airlift of supplies and food, until both blockades were lifted on
September 30, 1949.
April 30, 1948 - The Organization of American States was founded by twenty-one nations to provide a mutual security pact after World War II. Founding nations were Argentina, Bolivia, Brazil, Chile, Columbia, Costa Rica, Cuba, Dominican Republic, Ecuador, El Salvador, Guatemala, Haiti, Honduras, Mexico, Nicaragua, Panama, Paraguay, Peru, the United States, Uruguay, and Venezuela.
July 26, 1948 - Executive Order 9981, ending segregation in the United States military in signed into effect by President Harry S. Truman.

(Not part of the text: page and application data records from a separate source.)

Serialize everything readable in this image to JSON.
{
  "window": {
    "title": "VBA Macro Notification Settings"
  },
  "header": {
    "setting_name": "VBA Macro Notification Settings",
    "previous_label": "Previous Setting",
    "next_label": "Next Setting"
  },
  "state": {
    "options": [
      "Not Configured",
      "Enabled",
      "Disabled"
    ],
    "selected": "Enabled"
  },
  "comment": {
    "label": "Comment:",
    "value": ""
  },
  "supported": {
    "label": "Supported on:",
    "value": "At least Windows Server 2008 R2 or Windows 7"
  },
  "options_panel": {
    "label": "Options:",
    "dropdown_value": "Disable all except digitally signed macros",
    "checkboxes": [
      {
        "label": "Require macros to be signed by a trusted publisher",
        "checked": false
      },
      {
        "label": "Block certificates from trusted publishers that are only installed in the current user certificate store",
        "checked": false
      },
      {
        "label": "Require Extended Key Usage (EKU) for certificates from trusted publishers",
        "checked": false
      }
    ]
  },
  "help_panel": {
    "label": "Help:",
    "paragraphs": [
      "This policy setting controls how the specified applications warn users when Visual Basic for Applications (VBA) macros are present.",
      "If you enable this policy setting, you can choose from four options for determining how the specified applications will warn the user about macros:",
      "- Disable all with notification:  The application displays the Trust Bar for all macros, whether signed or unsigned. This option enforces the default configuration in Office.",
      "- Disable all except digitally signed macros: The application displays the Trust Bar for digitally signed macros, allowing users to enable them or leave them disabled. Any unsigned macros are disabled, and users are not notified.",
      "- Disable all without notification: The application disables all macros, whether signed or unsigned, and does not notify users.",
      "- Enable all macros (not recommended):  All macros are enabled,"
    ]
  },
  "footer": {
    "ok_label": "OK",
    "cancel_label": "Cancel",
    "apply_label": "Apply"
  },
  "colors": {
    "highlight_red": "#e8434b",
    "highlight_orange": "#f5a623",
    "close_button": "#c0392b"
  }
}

November 2, 1948 - President Harry S. Truman rallies from behind, capturing his first president election from the supposed winner Thomas E. Dewey, the governor of New York. Headlines in national newspapers had overtly announced a Dewey victory, only to be proven wrong. Truman won the Electoral College vote with 303 to Dewey's 189, with Strom Thurmond, running as the States' Rights candidate, receiving 39 Electoral votes. Truman won the election with less than 50% of the popular votes, with additional candidate, Henry Wallace, siphoning off over one million votes in the four man race.
December 15, 1948 - Alger Hiss, former State Department official, is indicted for perjury in connection to denials of passing state secrets to a communist spy ring. He would be convicted of the conspiracy on January 21, 1950 and receive a five year sentence.
|March 2, 1949 - Captain James Gallagher lands the
B-50 Lucky Lady II in Texas after completing the first around-the-world
non-stop airplane flight. It was refueled four times in
June 29, 1949 - United States withdraws its troops from Korea.
April 4, 1949 - NATO, the North American Treaty Organization, is formed by the United States, Canada, and ten Western European nations (Belgium, Denmark, France, Iceland, Italy, Luxembourg, Netherlands, Norway, Portugal, United Kingdom). The treaty stated that any attack against one nation would be considered an attack against them all.
October 7, 1949 - Tokyo Rose, the femme fatale of Japanese war broadcasts, was sentenced to ten years in prison. She would be paroled in 1956 and pardoned in 1977.
October 14, 1949 - Eleven leaders of the United States Communist party are convicted of advocating a violent insurrection and overthrow of the U.S. government. The Supreme Court would uphold the convictions on June 4, 1951.
Historic Travel Tip
History Historic Travel Tip
Be your own history detective. Across the United States, national, state, and local historical societies have placed roadside markers telling their historical stories. While some of these markers are in out of the way places, their import to the fabric of the U.S. tale are no less important.